WHAT YOU HAVE TO DO:
Which lines of the records below contain the string "Cjam"? Report each of them.

[Dataset rows describing interfaces]
- Opening Delimiter -

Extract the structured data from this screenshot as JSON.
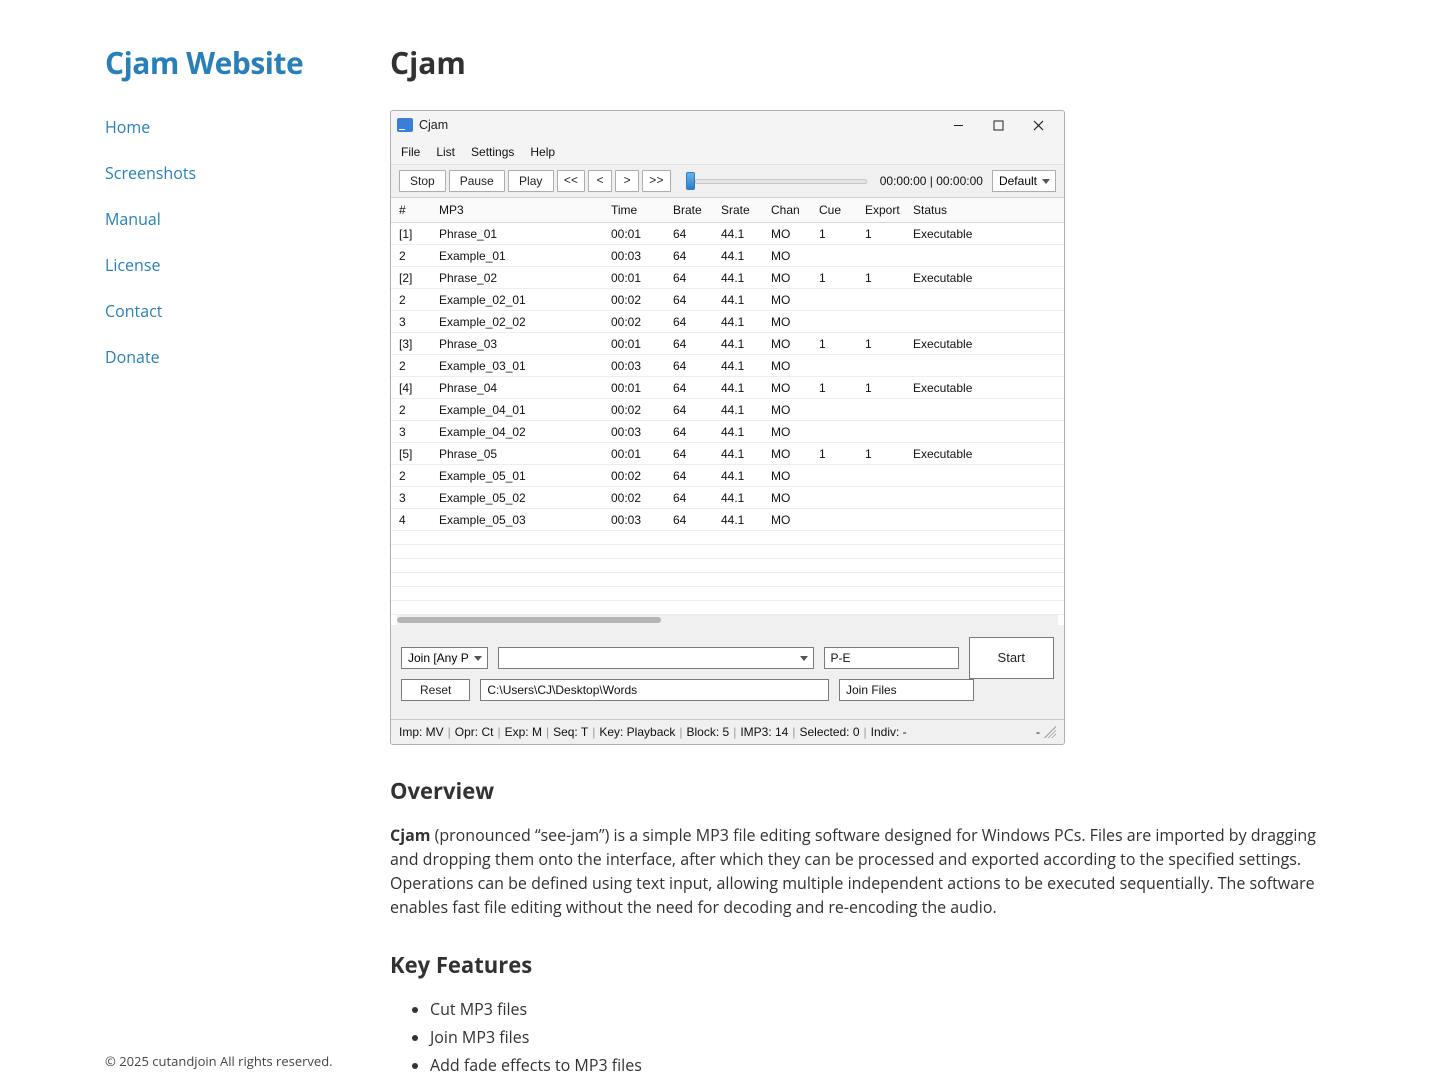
{
  "site": {
    "title": "Cjam Website",
    "nav": [
      {
        "label": "Home"
      },
      {
        "label": "Screenshots"
      },
      {
        "label": "Manual"
      },
      {
        "label": "License"
      },
      {
        "label": "Contact"
      },
      {
        "label": "Donate"
      }
    ],
    "copyright": "© 2025 cutandjoin All rights reserved."
  },
  "page": {
    "heading": "Cjam",
    "overview_heading": "Overview",
    "overview_strong": "Cjam",
    "overview_body": " (pronounced “see-jam”) is a simple MP3 file editing software designed for Windows PCs. Files are imported by dragging and dropping them onto the interface, after which they can be processed and exported according to the specified settings. Operations can be defined using text input, allowing multiple independent actions to be executed sequentially. The software enables fast file editing without the need for decoding and re-encoding the audio.",
    "features_heading": "Key Features",
    "features": [
      "Cut MP3 files",
      "Join MP3 files",
      "Add fade effects to MP3 files"
    ]
  },
  "app": {
    "title": "Cjam",
    "menubar": [
      "File",
      "List",
      "Settings",
      "Help"
    ],
    "toolbar": {
      "stop": "Stop",
      "pause": "Pause",
      "play": "Play",
      "rew2": "<<",
      "rew1": "<",
      "fwd1": ">",
      "fwd2": ">>",
      "time": "00:00:00 | 00:00:00",
      "preset": "Default"
    },
    "columns": [
      "#",
      "MP3",
      "Time",
      "Brate",
      "Srate",
      "Chan",
      "Cue",
      "Export",
      "Status"
    ],
    "rows": [
      {
        "n": "[1]",
        "mp3": "Phrase_01",
        "time": "00:01",
        "brate": "64",
        "srate": "44.1",
        "chan": "MO",
        "cue": "1",
        "export": "1",
        "status": "Executable"
      },
      {
        "n": "2",
        "mp3": "Example_01",
        "time": "00:03",
        "brate": "64",
        "srate": "44.1",
        "chan": "MO",
        "cue": "",
        "export": "",
        "status": ""
      },
      {
        "n": "[2]",
        "mp3": "Phrase_02",
        "time": "00:01",
        "brate": "64",
        "srate": "44.1",
        "chan": "MO",
        "cue": "1",
        "export": "1",
        "status": "Executable"
      },
      {
        "n": "2",
        "mp3": "Example_02_01",
        "time": "00:02",
        "brate": "64",
        "srate": "44.1",
        "chan": "MO",
        "cue": "",
        "export": "",
        "status": ""
      },
      {
        "n": "3",
        "mp3": "Example_02_02",
        "time": "00:02",
        "brate": "64",
        "srate": "44.1",
        "chan": "MO",
        "cue": "",
        "export": "",
        "status": ""
      },
      {
        "n": "[3]",
        "mp3": "Phrase_03",
        "time": "00:01",
        "brate": "64",
        "srate": "44.1",
        "chan": "MO",
        "cue": "1",
        "export": "1",
        "status": "Executable"
      },
      {
        "n": "2",
        "mp3": "Example_03_01",
        "time": "00:03",
        "brate": "64",
        "srate": "44.1",
        "chan": "MO",
        "cue": "",
        "export": "",
        "status": ""
      },
      {
        "n": "[4]",
        "mp3": "Phrase_04",
        "time": "00:01",
        "brate": "64",
        "srate": "44.1",
        "chan": "MO",
        "cue": "1",
        "export": "1",
        "status": "Executable"
      },
      {
        "n": "2",
        "mp3": "Example_04_01",
        "time": "00:02",
        "brate": "64",
        "srate": "44.1",
        "chan": "MO",
        "cue": "",
        "export": "",
        "status": ""
      },
      {
        "n": "3",
        "mp3": "Example_04_02",
        "time": "00:03",
        "brate": "64",
        "srate": "44.1",
        "chan": "MO",
        "cue": "",
        "export": "",
        "status": ""
      },
      {
        "n": "[5]",
        "mp3": "Phrase_05",
        "time": "00:01",
        "brate": "64",
        "srate": "44.1",
        "chan": "MO",
        "cue": "1",
        "export": "1",
        "status": "Executable"
      },
      {
        "n": "2",
        "mp3": "Example_05_01",
        "time": "00:02",
        "brate": "64",
        "srate": "44.1",
        "chan": "MO",
        "cue": "",
        "export": "",
        "status": ""
      },
      {
        "n": "3",
        "mp3": "Example_05_02",
        "time": "00:02",
        "brate": "64",
        "srate": "44.1",
        "chan": "MO",
        "cue": "",
        "export": "",
        "status": ""
      },
      {
        "n": "4",
        "mp3": "Example_05_03",
        "time": "00:03",
        "brate": "64",
        "srate": "44.1",
        "chan": "MO",
        "cue": "",
        "export": "",
        "status": ""
      }
    ],
    "bottom": {
      "join_label": "Join [Any P",
      "reset_label": "Reset",
      "command_value": "",
      "pe_value": "P-E",
      "path_value": "C:\\Users\\CJ\\Desktop\\Words",
      "joinfiles_value": "Join Files",
      "start_label": "Start"
    },
    "status": {
      "items": [
        "Imp: MV",
        "Opr: Ct",
        "Exp: M",
        "Seq: T",
        "Key: Playback",
        "Block: 5",
        "IMP3: 14",
        "Selected: 0",
        "Indiv: -"
      ],
      "right": "-"
    }
  }
}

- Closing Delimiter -

RESULT OF THIS EXERCISE:
    "title": "Cjam Website",
    "heading": "Cjam",
    "overview_strong": "Cjam",
    "title": "Cjam",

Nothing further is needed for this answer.